WAIT, I THOUGHT THE OBAMA ADMINISTRATION HATED BIG BUSINESS: Ending Welfare for Telecom Giants: The FCC’s spectrum auction brought in nearly $45 billion. Why were some big bidders using taxpayer dollars?
What is astonishing about the manipulation of the bidding process is how cavalier the parties are. The two Dish-related companies—Northstar Wireless and SNR Wireless—didn’t exist until a few months before the auction, and each reported to the FCC that it was a “very small business,” as neither had any gross revenues. Yet together the two companies magically managed to place bids more than seven times those of spectrum-hungry T-Mobile . They claim to be small so they can qualify for federal money to cover 25% of the cost of a bid that suggests they have incredibly deep pockets. . . .
Plays like these shut out genuine small entrepreneurs. The Wall Street Journal reported on Jan. 30 that Stephen Wilkus, who worked for 27 years as an engineer at Alcatel Lucent , quit his job a year ago to bid in the auction. He set up a partnership whose investors included a few family members with controlling interests in other companies. As a result, lawyers told him he wouldn’t qualify for small business credits. With some understatement, the article concludes that Mr. Wilkus was “irked to see entities related to [Dish co-founder and Board Chairman Charlie] Ergen, a billionaire, obtain that same credit.” We don’t blame him.
The FCC’s rules are a labyrinth that only a lawyer could love. Even if everything was done by the book, why are the FCC’s rules set up this way? Does it make sense to milk taxpayers to benefit corporate behemoths? Should the FCC allow companies that don’t need the help to claim billions of dollars in taxpayer-funded discounts? Is it fair to deny designated-entity benefits to entrepreneurs who do need help entering the wireless business? We’d say no on each point.

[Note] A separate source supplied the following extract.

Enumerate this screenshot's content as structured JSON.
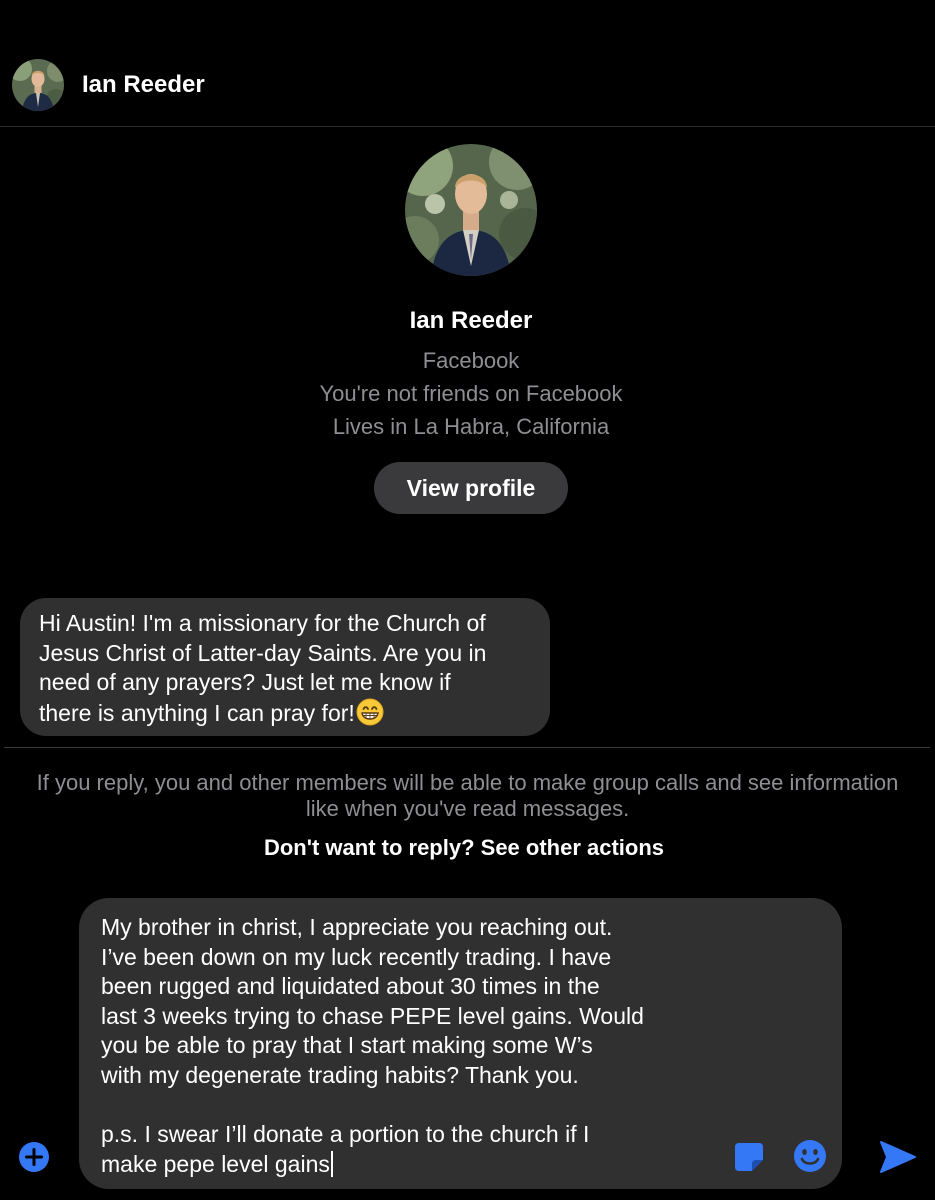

It’s as if the whole thing is designed to protect existing
companies donors from competition.